This very much depends on things like the purpose for which I’m choosing a translation and its relation to the Earth’s axial tilt and the tidal evolution of the lunar orbit. Another key consideration would be on which side of the bed I got up that morning. Once these variables have been carefully weighed, I am likely to pick up the King James Version, the Revised English Bible, or the New Revised Standard Version. I simply love the KJV; it is a thing of beauty. As I’ve noted elsewhere, however, I’d be likely to take the REB Oxford Study Bible with me to a deserted island. The NRSV is simply my standard scholarly Bible, and I’ve been using it so long for academic purposes that it’s almost second nature to reach for it. Sometimes, however, I will use the New King James Version as an alternative to the KJV, and the New American Standard Bible instead of the REB, often for long stretches.
As an aside, I once led a detailed Bible study of the Book of Acts using the New Living Translation, which was then (1996) just hot off the press. I found it to be remarkably good as a translation. Also, while I’ve often recommended to others (especially other Orthodox) the second edition of the Ignatius Bible (Revised Standard Version—Catholic Edition) as a basically reliable Bible, I make very little use of it myself.
Now, things are radically different when it comes to Spanish Bibles. I use the 1960 Revision of the Reina-Valera Version exclusively. For some reason, and much to my chagrin, I suffer a dramatic attack of the “They’re Changing My Bible” Syndrome whenever I try to read anything else.
2. Old or New Testament?
I’ve always been a New Testament person, academically speaking; however, knowing that many New Testament scholars have a rather myopic approach to their work, I’ve always consciously tried to be an attentive student of the whole canon.
3. Favorite Book of the Bible?
Well, I have a lively interest in the interpretation of Luke-Acts, Galatians, Hebrews and Revelation. Other than that, the Psalms, which are used constantly in the worship of the Orthodox Church, are by now part of my life’s blood, as is Isaiah.
4. Favorite Chapter?
5. Favorite Verse? (Feel free to explain yourself if you must.)
“At Parbar westward, four at the causeway, and two at Parbar.” (I Chronicles 26:18, KJV) This is my “life verse,” which I hope will bring all kinds of light and spiritual nourishment to those who think that “verses” are the ultimate units of meaning in biblical discourse. For something close to a real answer to this question, you’ll have to wait for my response to John Hobbins’ “Top 10 Verses of the Bible” meme, which I’ve been kicking around in my head for quite some time.
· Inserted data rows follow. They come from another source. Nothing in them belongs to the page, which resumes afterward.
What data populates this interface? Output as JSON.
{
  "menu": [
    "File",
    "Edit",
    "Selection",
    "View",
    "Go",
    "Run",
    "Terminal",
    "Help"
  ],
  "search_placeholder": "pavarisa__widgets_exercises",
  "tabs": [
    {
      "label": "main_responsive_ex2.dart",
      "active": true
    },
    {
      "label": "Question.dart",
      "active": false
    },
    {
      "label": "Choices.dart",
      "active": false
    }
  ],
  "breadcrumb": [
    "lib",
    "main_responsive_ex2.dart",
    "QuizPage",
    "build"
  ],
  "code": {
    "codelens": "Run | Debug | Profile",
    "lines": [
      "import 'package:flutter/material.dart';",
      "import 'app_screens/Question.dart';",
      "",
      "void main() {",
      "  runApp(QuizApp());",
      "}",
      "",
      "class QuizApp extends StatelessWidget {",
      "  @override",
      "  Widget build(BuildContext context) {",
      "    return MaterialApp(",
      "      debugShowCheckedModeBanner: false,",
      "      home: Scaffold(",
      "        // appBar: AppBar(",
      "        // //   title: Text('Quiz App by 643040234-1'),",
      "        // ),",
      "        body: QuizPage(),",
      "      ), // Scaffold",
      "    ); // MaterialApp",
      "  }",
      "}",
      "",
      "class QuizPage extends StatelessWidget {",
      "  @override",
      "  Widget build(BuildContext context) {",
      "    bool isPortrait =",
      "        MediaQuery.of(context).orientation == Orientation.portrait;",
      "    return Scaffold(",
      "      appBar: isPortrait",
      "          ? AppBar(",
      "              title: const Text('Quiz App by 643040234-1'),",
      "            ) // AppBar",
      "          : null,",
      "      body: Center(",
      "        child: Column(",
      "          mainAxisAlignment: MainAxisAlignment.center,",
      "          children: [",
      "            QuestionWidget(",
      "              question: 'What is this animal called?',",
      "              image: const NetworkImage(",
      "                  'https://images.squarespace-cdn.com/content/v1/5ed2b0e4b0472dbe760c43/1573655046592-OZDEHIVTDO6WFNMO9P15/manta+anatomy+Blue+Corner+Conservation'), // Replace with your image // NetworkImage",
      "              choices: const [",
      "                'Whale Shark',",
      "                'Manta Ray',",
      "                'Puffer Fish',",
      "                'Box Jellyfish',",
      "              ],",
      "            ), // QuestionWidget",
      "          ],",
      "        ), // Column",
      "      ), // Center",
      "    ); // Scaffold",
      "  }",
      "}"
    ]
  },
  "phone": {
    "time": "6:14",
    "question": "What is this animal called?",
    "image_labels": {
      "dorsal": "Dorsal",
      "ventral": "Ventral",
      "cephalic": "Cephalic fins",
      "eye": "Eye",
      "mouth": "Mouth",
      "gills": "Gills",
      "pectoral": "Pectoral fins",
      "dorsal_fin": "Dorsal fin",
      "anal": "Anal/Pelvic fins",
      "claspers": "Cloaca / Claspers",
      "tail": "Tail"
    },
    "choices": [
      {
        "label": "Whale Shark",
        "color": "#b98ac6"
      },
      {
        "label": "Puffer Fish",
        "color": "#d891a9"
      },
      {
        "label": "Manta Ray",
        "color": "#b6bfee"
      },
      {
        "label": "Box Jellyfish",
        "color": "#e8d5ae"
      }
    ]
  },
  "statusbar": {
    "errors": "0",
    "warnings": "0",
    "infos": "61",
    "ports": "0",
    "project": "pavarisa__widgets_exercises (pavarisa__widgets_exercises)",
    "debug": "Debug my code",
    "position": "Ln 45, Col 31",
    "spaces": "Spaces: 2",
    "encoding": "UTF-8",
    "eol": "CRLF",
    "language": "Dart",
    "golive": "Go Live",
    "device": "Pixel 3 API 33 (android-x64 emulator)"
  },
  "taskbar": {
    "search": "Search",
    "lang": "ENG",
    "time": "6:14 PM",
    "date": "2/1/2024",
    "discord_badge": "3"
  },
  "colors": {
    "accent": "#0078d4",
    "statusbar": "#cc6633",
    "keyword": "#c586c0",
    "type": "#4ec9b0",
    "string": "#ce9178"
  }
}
6. Bible character you think you’re most like?
Samson (cf. Judges 13-16).
7. One thing from the Bible that confuses you?
The question of literary dependence in the Synoptics, and especially in Kings-Chronicles.
8. Moses or Paul?
Paul’s Moses. (Long live Apostolic exegesis!)
9. A teaching from the Bible that you struggle with or don’t get?
I’ve always had a very hard time wrapping my head around God commanding Israel to exterminate the peoples of Canaan.
10. Coolest name in the Bible?
Mahershalalhashbaz (cf. Isaiah 8:1-4).
Now tag five people.